Third-Party Testing

The use of a third-party laboratory for product testing is another important aspect of a COA and a company’s trustworthiness. Results are more likely to be accurate and unbiased with third-party testing. You may also want to research the third-party lab itself to ensure it’s also a trustworthy and qualified entity.

A Short, U.S.-Grown Ingredient List

Unless you’re buying pure CBD oil (called CBD isolate), you’re likely ingesting other cannabinoids and compounds called terpenes in products labeled “broad spectrum CBD” and “full spectrum CBD,” the latter of which includes small traces of tetrahydrocannabinol (THC). When several cannabinoids are present together, they can produce a mutual enhancement called the “entourage effect,” which can increase the product’s overall wellness benefits.

Common cannabinoids—in addition to CBD and THC—include cannabigerol (CBG), cannabichromene (CBC), cannabidivarin (CBDV) and cannabinol (CBN).

Common terpenes include limonene (known for its citrusy, sweet and tart flavor), pinene (known for its piney flavor) and sabinene (known for its woody, citrusy and spicy flavor).

Generally, CBD oil is mixed with an inert carrier oil. The most popular carrier oil is medium-chain triglyceride (MCT) oil, which is often found in coconuts. MCT oil is easily digestible and has anti-inflammatory properties that boost its overall wellness benefits. You can also find CBD oil mixed with almond oil, sunflower oil, olive oil or vegetable oil, giving you more options to find what works best for you.

Organic, Non-GMO, Vegan and Gluten-Free

Organic CBD oil is free of synthetic chemicals like certain pesticides. In order to claim a product is organic, a company or part of its operations must be Certified Organic by the U.S. Department of Agriculture (USDA). Not all CBD companies provide USDA Certified Organic products, and some may claim select ingredients are organic when a product as a whole isn’t certified. You can see which CBD oil companies are Certified Organic on the USDA website.

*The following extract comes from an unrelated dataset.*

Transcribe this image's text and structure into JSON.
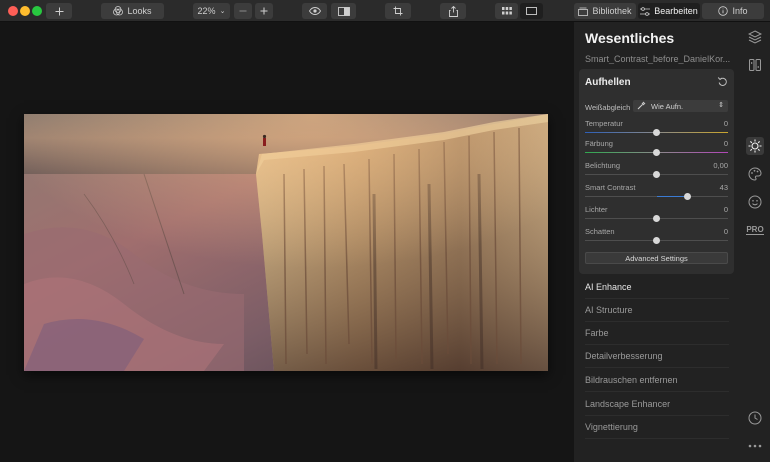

Non-GMO CBD oil comes from hemp plants that aren’t genetically altered through external intervention. The non-GMO (genetically modified organism) designation is verified by the Non-GMO Project, a nonprofit organization. Many CBD brands claim to provide non-GMO products without official verification. Ask for more information regarding where their hemp plants come from to be sure.

Vegan CBD oil is easy to find since CBD comes from the hemp plant and animal products aren’t used to extract the oils or create tinctures. It gets tricky, however, when CBD oil is incorporated into products like edibles, which may contain gelatin or dairy.

Gluten-free CBD oil is also common but not guaranteed, as some hemp plants are grown around other crops that contain gluten. Tinctures, capsules and topical products are usually gluten-free while CBD edibles like gummies are more likely to contain gluten. If you have a gluten allergy, check the ingredients list and sourcing information of any CBD product you buy.

Natural Flavor CBD

FAB CBD’s products are made from organically grown, lab tested, Colorado hemp. Their range of products include CBD oils, gummies, topical CBD cream, a vape pen and more.